Although technically the aircraft fits into the UK ‘deregulated’ class – i.e. single seat with maximum weight, wing loading and stall speed limitations – the aircraft is being finalised to be capable of LSA compliance and maybe even full certification at a later date.

e-Go is aiming for production to be started during the first quarter of 2015 – much of the first year’s production has already been sold.

The aircraft will appeal primarily to the buyer looking to put some extra fun into their flying. Owners will include GA and LSA pilots who already own a more staid bigger aircraft; or perhaps owners of a fast car, motorcycle or boat, who want to add a third dimension to their fun; and even maybe glider pilots, who will find they can ‘thermal’ the aircraft and who will feel instantly at home in the glider-like cockpit.

Although the aircraft is not primarily intended for long cross-country flights, there will be space for an overnight bag behind the seat, as well as other stowage for water, maps and other items in the cockpit. Duration of the aircraft is projected to be around 3½ hours plus reserve, at 90-100 knots, so you could go places if you really want to. However, the primary purpose of the aircraft is to give the weekend flyer a big grin – the test pilot’s partner says his smile after each flight is enough to light up a sizeable town!

Towards the end of the meeting, Adrian, David and I considered for some time a variety of different purchasing options, to make ownership or part ownership a relatively easy and affordable process. There are some interesting possibilities to think about.

Personally, I believe this is one of the more exciting developments in very light aviation in a long while – the e-Go company is well funded, has a wealth of design and technological excellence, and the aircraft itself looks very good – and by all accounts, flies even better.

I think they will have no problem selling every one they can make…….watch this space!

Click here for the e-Go Aeroplane website

Visit to Europe

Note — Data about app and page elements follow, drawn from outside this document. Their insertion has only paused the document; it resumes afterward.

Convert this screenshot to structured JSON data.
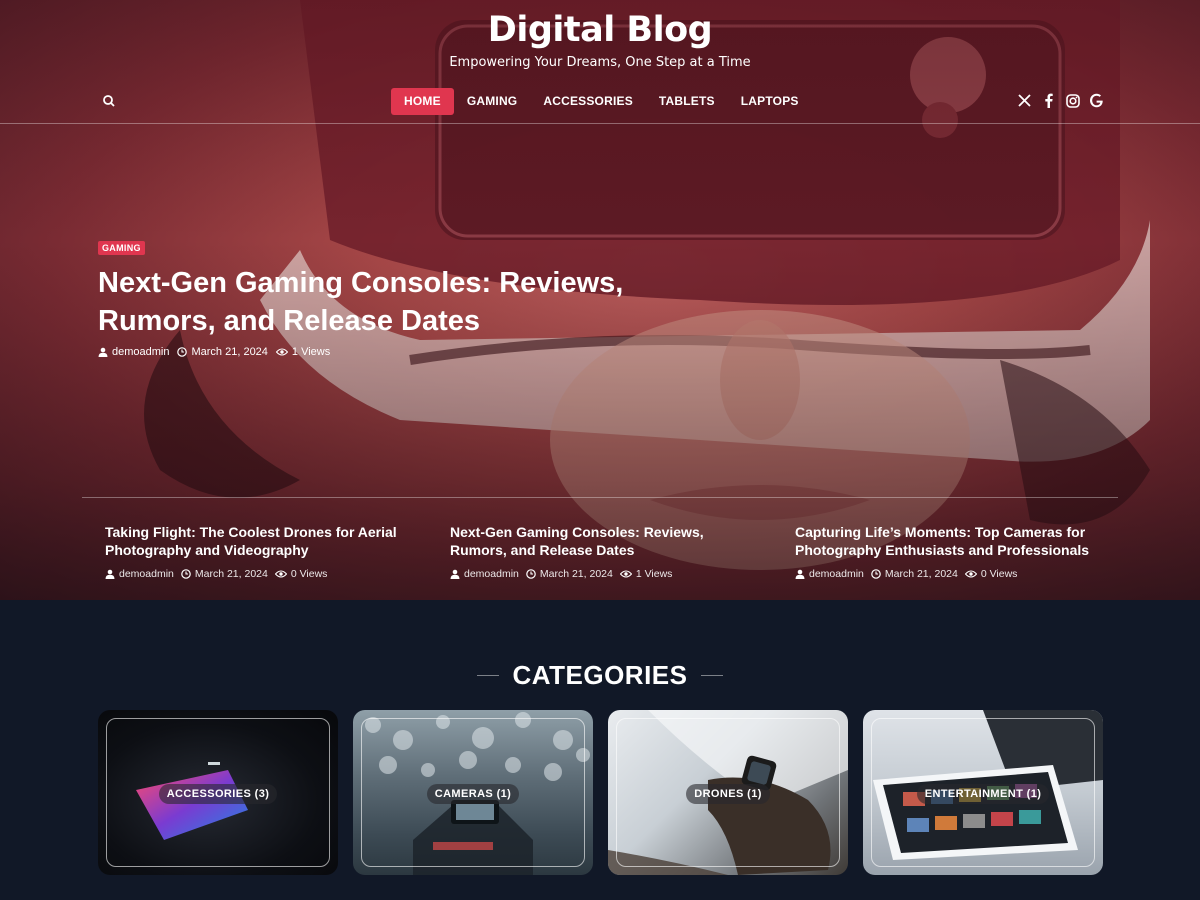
{
  "site": {
    "title": "Digital Blog",
    "tagline": "Empowering Your Dreams, One Step at a Time"
  },
  "nav": {
    "items": [
      {
        "label": "HOME",
        "active": true
      },
      {
        "label": "GAMING",
        "active": false
      },
      {
        "label": "ACCESSORIES",
        "active": false
      },
      {
        "label": "TABLETS",
        "active": false
      },
      {
        "label": "LAPTOPS",
        "active": false
      }
    ],
    "search_icon": "search-icon",
    "social": [
      "x-icon",
      "facebook-icon",
      "instagram-icon",
      "google-icon"
    ]
  },
  "featured": {
    "category": "GAMING",
    "title": "Next-Gen Gaming Consoles: Reviews, Rumors, and Release Dates",
    "author": "demoadmin",
    "date": "March 21, 2024",
    "views": "1 Views"
  },
  "hero_posts": [
    {
      "title": "Taking Flight: The Coolest Drones for Aerial Photography and Videography",
      "author": "demoadmin",
      "date": "March 21, 2024",
      "views": "0 Views"
    },
    {
      "title": "Next-Gen Gaming Consoles: Reviews, Rumors, and Release Dates",
      "author": "demoadmin",
      "date": "March 21, 2024",
      "views": "1 Views"
    },
    {
      "title": "Capturing Life’s Moments: Top Cameras for Photography Enthusiasts and Professionals",
      "author": "demoadmin",
      "date": "March 21, 2024",
      "views": "0 Views"
    }
  ],
  "categories": {
    "heading": "CATEGORIES",
    "items": [
      {
        "label": "ACCESSORIES (3)"
      },
      {
        "label": "CAMERAS (1)"
      },
      {
        "label": "DRONES (1)"
      },
      {
        "label": "ENTERTAINMENT (1)"
      }
    ]
  },
  "colors": {
    "accent": "#e0364f",
    "page_bg": "#111827",
    "hero_tint": "#a84848"
  }
}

Hello everyone – I’m soon leaving for a short trip to Europe – including a visit to the Aeroprakt factory in Kiev.

As a result, blog posts may not be as frequent as usual for a while, although I’m aiming to continue as far as possible, including news and pictures direct from Kiev while I’m there.

Just before my visit to Aeroprakt, I’ll also be going to the e-Go Aeroplane factory near Cambridge in England – info and pictures ditto.

Hopefully, when I get back, spring will be well under way and – at least in Melbourne – flying weather will have improved a bit.

Meanwhile – happy flying!

e-Go aeroplane

e-Go prototype

e-Go prototype

Now here’s one of my favourite up and coming single seat ultralights – the e-Go aeroplane.

Contrary to the suggestion in its name, the e-Go is not battery powered (yet). In fact propulsion unit is a 30 hp rotary (Wankel) engine adapted for the aircraft from its original use in large drones.

Performance figures for the single seat, very light weight (115 kgs empty) aircraft are quite amazing – cruise around 100 knots, slowest flight speed (canards don’t stall as such) around 35 knots, take-off and landing distances around 150 metres. Typical fuel burn is around 6.5 – 7.0 litres/hour, giving about a 3 hour duration with reserve.

The aircraft is not yet in production and is still undergoing extensive testing in its home country – the UK. First customer deliveries are expected to be in early 2015. However, at an asking price from about UK£50,000 (that’s about A$90,000 plus shipping and taxes at today’s rates) I can’t see high volume sales in Australia. And there’s also the problem of registration in Australia – currently (unlike USA and Europe/UK) there is no category under which this factory-built midget speedster can be registered. That’s a shame, as even given the high price, there are undoubtedly well heeled buyers out there who would have one…

Here’s a link to the e-GO website: e-Go aeroplane

Let me know your thoughts. Are you interested? Reactions to price? Lack of Australian movement towards ‘deregulation’ of single seat ultralights as per USA and Europe?

And here are some links to earlier blog posts I made about single seat light aircraft:

Single seat ultralights – the Sirocco NG

More single seat ultralights – the Aerolite 103